[Items from an interface collection]

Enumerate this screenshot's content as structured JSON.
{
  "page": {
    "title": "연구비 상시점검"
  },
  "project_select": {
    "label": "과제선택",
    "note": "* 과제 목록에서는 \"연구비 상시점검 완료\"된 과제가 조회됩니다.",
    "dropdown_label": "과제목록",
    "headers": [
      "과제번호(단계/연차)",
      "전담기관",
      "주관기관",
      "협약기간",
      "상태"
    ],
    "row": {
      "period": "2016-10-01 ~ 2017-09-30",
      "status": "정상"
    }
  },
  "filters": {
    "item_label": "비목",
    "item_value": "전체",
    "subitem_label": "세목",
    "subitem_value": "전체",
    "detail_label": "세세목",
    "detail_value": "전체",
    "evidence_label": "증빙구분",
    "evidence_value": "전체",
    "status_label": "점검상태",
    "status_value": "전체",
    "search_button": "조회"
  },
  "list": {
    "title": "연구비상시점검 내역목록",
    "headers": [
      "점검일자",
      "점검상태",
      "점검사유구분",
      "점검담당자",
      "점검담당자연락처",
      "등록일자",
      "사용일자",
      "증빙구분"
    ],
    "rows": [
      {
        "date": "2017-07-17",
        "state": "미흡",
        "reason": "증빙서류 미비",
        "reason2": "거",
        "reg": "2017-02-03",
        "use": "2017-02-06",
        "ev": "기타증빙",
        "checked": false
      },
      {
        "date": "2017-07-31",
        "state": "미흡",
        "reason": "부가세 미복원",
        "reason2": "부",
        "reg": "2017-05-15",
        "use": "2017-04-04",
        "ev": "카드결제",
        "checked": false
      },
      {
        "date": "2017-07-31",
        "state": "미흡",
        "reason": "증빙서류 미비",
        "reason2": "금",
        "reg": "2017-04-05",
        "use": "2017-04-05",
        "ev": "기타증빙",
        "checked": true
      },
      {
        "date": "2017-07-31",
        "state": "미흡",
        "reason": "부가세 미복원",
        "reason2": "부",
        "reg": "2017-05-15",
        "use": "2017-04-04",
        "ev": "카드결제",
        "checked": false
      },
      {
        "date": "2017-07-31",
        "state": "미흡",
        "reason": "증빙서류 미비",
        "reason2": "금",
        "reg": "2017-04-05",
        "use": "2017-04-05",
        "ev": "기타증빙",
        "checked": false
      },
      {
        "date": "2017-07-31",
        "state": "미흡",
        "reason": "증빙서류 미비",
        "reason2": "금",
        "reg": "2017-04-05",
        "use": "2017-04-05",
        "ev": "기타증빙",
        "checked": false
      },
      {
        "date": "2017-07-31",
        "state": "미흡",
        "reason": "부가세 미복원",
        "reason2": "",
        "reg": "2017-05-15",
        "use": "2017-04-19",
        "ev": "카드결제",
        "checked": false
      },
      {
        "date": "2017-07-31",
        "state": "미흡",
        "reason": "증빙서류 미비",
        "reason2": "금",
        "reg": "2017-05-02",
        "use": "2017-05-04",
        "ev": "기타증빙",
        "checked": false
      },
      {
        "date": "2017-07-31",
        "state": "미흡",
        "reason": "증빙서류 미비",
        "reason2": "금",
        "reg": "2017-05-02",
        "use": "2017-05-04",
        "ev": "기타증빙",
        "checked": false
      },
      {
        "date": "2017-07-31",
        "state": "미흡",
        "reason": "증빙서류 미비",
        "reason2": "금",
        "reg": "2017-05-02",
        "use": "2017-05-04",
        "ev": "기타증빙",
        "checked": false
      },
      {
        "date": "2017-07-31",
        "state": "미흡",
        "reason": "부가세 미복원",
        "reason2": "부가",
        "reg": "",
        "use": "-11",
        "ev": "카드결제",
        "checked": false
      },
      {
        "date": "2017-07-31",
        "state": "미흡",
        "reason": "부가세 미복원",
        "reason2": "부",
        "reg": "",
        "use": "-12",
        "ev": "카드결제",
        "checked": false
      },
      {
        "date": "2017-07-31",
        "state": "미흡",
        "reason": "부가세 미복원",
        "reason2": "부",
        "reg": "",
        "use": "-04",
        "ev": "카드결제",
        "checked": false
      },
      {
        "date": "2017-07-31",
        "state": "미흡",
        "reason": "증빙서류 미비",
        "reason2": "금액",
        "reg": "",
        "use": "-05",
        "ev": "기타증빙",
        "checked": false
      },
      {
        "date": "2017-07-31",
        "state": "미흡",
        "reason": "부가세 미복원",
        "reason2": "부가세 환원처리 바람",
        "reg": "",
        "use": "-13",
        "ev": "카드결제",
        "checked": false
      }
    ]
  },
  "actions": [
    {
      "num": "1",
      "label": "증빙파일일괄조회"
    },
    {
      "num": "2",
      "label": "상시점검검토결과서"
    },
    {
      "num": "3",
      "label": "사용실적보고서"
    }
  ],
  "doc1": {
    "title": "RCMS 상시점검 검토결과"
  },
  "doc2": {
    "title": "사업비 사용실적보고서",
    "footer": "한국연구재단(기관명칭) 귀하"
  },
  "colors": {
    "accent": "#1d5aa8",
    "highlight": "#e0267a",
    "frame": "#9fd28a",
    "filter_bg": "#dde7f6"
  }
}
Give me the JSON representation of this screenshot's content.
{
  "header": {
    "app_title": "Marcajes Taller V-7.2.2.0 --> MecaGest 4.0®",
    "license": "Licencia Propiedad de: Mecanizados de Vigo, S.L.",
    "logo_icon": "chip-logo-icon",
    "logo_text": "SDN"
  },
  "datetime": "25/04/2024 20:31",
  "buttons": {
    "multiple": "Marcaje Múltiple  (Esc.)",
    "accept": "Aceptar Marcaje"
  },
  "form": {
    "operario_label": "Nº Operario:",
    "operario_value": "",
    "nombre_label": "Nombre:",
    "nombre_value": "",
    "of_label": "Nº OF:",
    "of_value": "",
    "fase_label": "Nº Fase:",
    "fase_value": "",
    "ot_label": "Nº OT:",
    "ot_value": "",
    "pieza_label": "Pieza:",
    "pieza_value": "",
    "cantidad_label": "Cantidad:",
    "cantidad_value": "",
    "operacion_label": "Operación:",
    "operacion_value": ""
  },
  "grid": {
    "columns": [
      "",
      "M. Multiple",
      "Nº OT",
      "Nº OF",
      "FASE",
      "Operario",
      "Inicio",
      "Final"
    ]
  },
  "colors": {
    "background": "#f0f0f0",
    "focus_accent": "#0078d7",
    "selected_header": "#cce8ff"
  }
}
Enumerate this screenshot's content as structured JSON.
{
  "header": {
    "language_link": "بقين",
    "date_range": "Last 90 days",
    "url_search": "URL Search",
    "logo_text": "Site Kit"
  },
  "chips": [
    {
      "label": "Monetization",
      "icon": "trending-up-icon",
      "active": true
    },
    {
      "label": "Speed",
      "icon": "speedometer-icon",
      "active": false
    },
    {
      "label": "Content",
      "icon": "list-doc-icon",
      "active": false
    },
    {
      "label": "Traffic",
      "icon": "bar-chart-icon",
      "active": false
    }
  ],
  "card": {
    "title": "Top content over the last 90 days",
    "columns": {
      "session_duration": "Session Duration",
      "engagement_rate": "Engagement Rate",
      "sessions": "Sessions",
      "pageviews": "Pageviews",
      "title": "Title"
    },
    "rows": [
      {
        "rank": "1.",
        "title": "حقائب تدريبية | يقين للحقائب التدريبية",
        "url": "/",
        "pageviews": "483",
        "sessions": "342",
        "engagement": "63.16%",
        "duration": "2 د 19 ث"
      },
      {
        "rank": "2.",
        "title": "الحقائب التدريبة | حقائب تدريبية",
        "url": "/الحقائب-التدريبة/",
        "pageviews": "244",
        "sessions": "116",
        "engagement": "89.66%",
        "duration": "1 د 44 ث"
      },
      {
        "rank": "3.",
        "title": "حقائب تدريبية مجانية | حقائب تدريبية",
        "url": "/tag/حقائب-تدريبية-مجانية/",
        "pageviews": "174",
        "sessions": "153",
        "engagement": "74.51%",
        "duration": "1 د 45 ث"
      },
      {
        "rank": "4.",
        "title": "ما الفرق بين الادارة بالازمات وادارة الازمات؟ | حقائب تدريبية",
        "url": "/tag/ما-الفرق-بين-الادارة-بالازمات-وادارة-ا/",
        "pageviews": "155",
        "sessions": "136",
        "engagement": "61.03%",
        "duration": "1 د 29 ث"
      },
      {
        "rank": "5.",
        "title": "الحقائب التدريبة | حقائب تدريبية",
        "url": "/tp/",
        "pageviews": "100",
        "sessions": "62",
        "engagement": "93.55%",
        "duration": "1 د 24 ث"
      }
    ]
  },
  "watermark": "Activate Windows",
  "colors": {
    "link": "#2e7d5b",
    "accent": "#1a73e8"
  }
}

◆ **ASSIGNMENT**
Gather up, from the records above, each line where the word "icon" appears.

◆ **REPLY TO THE TASK**
    "logo_icon": "chip-logo-icon",
      "icon": "trending-up-icon",
      "icon": "speedometer-icon",
      "icon": "list-doc-icon",
      "icon": "bar-chart-icon",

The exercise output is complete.